And for three centuries lots of alewives were eaten. They were salted and shipped in barrels to the West Indies, where I could only imagine them being heavily spiced up with ginger and served up with rum. They were brined, smoked, skinned and shipped to Europe, too, with barrels rolling onto ships from the Damariscotta wharf that is now home to the current-day public town landing.

Tastes change, though, and by 1970, Damariscotta Mills was harvesting the fish of our founding fathers for lobster bait.

"The lobstermen say the hardshell lobsters love alewives," said Brinkler. When he harvests, local lobstermen line up at five in the morning and, again, at five at night, paying $25 a bushel for bait.

It kind of makes sense that lobsters would love them. Lobsters eat anything, as anyone who has ever filled a bait bag knows. The smellier the better.

Mulligan's smokehouse sits across the road next to the bay. They had started a batch and the smoke smelled fragrant and tempting in the fresh salt air.

This year, they weren't crowning an Alewife Queen at the Memorial Day festival, but they were serving beer. Or was it ale? It would be possible to wash a smoky fish down with a cold one in view of the bay while ospreys dive on thousands of fish flippering their way upstream to the accompaniment of a live band.
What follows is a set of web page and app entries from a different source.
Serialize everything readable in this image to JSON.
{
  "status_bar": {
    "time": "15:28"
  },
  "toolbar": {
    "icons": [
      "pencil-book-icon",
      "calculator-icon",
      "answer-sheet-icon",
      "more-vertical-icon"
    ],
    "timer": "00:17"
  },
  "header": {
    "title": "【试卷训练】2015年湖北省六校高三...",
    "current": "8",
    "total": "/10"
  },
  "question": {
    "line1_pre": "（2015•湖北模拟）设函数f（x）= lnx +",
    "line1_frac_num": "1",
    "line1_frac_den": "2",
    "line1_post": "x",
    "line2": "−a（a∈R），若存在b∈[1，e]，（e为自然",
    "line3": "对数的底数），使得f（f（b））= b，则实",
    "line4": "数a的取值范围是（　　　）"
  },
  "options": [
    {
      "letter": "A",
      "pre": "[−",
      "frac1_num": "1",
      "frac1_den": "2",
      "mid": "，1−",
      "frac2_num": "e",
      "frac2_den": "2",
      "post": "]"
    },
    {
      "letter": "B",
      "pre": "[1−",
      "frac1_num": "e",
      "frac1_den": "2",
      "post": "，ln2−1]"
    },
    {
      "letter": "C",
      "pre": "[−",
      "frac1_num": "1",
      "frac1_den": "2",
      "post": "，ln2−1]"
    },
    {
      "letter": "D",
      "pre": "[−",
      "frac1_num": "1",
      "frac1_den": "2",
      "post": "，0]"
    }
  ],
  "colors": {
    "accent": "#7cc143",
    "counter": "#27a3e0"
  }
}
But, really, the fish needed to show up for the party.

On Wednesday, I called Brinkler.

"Yep, they're coming in," he said. "We start harvesting tomorrow."